How to complete this task: For each line in the records that contains "Completed", make a copy.

Material supplied:
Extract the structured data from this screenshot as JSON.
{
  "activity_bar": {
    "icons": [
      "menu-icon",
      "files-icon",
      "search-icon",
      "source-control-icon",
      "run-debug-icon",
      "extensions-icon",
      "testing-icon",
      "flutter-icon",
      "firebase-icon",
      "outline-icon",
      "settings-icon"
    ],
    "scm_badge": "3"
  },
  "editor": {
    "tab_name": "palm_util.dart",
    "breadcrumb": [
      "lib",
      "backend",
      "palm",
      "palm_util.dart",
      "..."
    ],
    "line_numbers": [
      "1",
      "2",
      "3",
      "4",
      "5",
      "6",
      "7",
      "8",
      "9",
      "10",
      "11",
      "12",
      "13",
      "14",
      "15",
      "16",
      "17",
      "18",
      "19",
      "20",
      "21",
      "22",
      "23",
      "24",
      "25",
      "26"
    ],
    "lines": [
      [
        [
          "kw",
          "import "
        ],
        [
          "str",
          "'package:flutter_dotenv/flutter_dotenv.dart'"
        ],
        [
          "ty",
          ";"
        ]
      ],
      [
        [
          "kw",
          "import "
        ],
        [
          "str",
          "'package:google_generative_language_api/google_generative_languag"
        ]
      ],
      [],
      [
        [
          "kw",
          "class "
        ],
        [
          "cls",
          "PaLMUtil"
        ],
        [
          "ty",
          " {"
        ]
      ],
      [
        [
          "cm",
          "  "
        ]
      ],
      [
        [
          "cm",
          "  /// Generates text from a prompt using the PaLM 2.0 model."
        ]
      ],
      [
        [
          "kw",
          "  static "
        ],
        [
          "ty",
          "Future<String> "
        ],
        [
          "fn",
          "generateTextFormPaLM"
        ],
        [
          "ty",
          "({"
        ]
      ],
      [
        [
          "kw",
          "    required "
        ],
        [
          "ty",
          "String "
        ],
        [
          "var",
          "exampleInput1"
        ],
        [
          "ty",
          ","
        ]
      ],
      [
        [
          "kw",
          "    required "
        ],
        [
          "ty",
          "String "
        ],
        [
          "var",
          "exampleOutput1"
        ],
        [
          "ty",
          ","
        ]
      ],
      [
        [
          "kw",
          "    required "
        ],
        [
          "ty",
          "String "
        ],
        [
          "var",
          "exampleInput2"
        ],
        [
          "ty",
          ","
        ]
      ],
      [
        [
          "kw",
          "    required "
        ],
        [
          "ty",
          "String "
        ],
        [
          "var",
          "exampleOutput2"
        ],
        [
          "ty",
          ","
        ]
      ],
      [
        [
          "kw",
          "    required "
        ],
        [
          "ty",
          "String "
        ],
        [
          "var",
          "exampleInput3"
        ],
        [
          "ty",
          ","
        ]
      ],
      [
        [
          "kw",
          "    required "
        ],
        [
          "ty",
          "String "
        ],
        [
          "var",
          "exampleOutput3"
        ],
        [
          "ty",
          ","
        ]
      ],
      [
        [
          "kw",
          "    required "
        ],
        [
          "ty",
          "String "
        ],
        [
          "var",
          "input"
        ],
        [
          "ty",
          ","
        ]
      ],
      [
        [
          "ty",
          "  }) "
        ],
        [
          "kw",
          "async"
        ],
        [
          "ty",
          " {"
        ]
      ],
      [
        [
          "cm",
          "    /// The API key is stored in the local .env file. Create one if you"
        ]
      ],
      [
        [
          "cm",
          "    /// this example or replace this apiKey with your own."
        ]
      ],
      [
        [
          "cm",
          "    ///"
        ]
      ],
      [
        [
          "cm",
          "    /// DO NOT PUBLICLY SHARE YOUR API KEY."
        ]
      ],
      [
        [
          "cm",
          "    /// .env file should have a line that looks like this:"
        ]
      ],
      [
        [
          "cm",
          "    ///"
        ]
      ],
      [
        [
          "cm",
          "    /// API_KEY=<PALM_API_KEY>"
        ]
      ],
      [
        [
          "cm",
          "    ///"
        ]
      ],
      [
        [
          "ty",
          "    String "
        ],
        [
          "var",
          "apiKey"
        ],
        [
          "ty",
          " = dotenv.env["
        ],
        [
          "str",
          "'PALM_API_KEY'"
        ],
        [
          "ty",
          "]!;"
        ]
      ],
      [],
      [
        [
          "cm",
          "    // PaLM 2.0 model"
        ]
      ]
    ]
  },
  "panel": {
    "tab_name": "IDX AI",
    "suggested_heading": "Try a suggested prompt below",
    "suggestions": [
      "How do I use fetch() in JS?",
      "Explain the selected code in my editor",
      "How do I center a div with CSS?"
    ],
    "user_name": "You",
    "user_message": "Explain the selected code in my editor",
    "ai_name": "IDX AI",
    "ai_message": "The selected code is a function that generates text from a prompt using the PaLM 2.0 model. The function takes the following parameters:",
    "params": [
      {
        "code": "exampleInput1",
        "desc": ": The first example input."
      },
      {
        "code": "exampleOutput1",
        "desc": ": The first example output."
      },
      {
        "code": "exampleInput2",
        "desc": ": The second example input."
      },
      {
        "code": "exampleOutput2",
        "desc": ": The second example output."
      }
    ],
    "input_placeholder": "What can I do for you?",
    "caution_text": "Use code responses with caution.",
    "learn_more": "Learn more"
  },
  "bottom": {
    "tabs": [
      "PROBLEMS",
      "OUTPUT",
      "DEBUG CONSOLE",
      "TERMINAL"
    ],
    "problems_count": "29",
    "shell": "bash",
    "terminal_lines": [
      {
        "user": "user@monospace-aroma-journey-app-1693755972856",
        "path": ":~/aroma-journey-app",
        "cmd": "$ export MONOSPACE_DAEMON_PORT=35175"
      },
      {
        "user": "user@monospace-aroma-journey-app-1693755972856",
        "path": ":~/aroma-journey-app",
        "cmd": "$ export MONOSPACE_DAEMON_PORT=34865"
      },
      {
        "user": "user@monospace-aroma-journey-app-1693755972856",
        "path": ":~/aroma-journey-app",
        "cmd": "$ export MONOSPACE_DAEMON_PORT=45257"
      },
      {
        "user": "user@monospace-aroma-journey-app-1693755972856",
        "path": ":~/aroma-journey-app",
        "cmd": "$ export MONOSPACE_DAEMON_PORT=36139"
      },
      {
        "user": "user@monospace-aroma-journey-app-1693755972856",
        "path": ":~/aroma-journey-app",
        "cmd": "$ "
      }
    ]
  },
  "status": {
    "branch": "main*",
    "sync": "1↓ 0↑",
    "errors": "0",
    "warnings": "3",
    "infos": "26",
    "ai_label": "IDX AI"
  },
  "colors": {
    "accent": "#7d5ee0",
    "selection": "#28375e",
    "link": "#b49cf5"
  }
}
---
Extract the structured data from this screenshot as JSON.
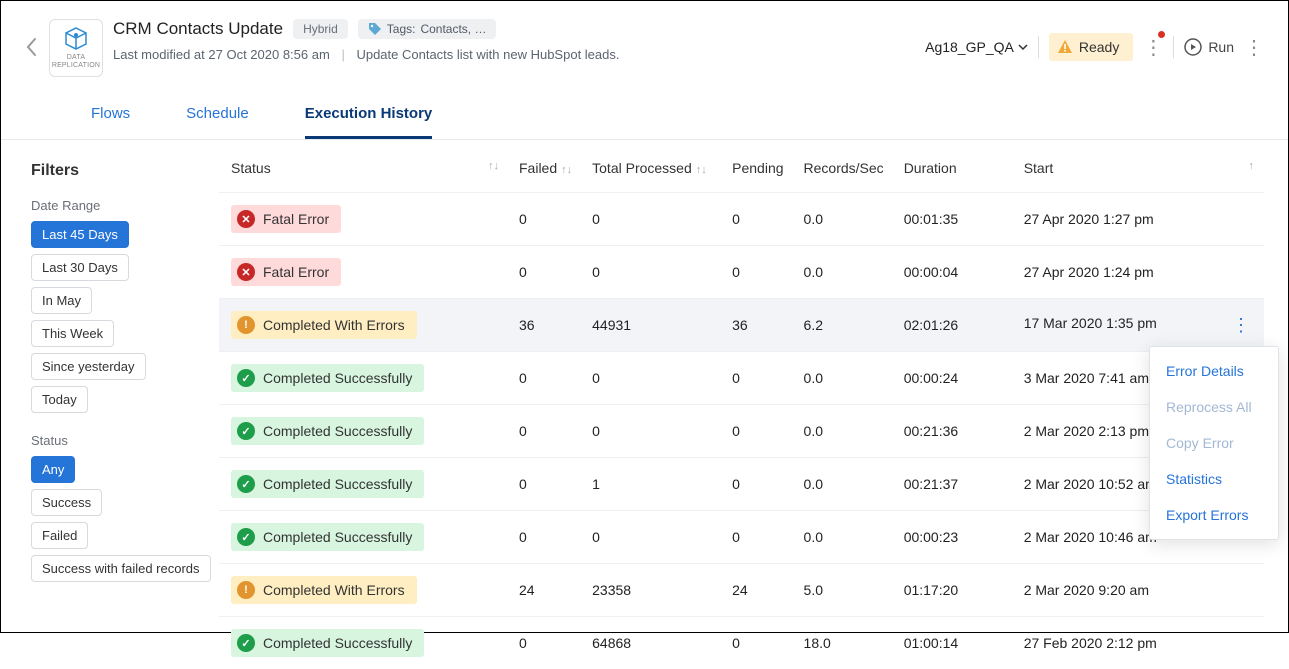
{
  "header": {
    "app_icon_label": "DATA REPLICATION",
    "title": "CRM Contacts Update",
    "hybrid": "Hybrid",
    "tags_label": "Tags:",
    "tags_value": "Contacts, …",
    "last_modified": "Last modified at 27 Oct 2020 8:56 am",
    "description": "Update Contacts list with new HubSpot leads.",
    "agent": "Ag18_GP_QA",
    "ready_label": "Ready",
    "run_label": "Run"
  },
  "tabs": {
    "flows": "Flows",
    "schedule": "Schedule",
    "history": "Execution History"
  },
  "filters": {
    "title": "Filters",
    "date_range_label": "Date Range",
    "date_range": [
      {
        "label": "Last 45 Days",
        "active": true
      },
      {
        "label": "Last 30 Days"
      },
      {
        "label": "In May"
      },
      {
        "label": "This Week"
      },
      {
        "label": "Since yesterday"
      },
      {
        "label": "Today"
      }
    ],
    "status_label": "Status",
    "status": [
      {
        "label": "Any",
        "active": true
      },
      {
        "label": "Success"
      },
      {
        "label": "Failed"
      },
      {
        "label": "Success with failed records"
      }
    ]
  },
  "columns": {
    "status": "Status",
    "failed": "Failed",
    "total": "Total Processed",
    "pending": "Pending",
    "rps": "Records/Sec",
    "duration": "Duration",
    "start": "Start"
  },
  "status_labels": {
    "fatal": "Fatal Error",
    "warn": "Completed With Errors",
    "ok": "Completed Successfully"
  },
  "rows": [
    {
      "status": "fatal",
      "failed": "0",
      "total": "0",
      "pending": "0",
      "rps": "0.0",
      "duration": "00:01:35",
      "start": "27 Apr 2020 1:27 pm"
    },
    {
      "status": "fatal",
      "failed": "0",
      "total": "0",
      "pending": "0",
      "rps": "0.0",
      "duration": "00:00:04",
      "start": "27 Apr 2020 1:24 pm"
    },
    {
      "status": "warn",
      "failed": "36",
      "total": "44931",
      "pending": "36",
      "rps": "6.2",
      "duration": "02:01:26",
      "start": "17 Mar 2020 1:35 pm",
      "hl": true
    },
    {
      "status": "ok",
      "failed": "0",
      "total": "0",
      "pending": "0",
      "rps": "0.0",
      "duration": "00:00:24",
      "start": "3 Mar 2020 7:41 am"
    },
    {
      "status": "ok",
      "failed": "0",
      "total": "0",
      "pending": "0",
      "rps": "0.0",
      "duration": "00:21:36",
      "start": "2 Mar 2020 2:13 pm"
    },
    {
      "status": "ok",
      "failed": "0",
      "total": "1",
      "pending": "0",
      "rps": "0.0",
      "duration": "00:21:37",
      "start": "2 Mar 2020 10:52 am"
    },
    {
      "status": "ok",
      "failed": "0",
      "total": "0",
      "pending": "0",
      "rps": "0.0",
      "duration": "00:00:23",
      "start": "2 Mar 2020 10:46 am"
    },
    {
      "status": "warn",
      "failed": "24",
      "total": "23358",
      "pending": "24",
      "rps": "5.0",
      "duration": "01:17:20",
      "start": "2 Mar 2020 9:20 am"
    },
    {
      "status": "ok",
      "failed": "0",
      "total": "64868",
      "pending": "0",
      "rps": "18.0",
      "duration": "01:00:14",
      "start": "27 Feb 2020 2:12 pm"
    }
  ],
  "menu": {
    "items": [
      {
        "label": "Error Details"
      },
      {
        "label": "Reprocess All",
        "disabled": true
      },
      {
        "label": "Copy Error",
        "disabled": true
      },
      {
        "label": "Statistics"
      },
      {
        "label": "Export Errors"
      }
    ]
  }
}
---
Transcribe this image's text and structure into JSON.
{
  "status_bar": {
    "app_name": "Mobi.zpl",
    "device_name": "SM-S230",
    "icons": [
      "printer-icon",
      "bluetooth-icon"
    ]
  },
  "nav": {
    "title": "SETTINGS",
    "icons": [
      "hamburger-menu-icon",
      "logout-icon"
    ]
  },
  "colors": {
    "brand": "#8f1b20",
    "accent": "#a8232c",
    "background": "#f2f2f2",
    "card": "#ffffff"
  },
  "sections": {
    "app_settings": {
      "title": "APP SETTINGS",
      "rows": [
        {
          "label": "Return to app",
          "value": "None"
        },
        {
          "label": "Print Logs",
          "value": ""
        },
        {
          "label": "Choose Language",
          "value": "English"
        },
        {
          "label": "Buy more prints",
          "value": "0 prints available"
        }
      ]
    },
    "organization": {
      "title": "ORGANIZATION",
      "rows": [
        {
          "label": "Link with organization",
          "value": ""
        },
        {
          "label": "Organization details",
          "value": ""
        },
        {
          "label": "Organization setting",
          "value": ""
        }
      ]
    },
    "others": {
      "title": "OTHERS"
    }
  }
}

Response below:
    "warn": "Completed With Errors",
    "ok": "Completed Successfully"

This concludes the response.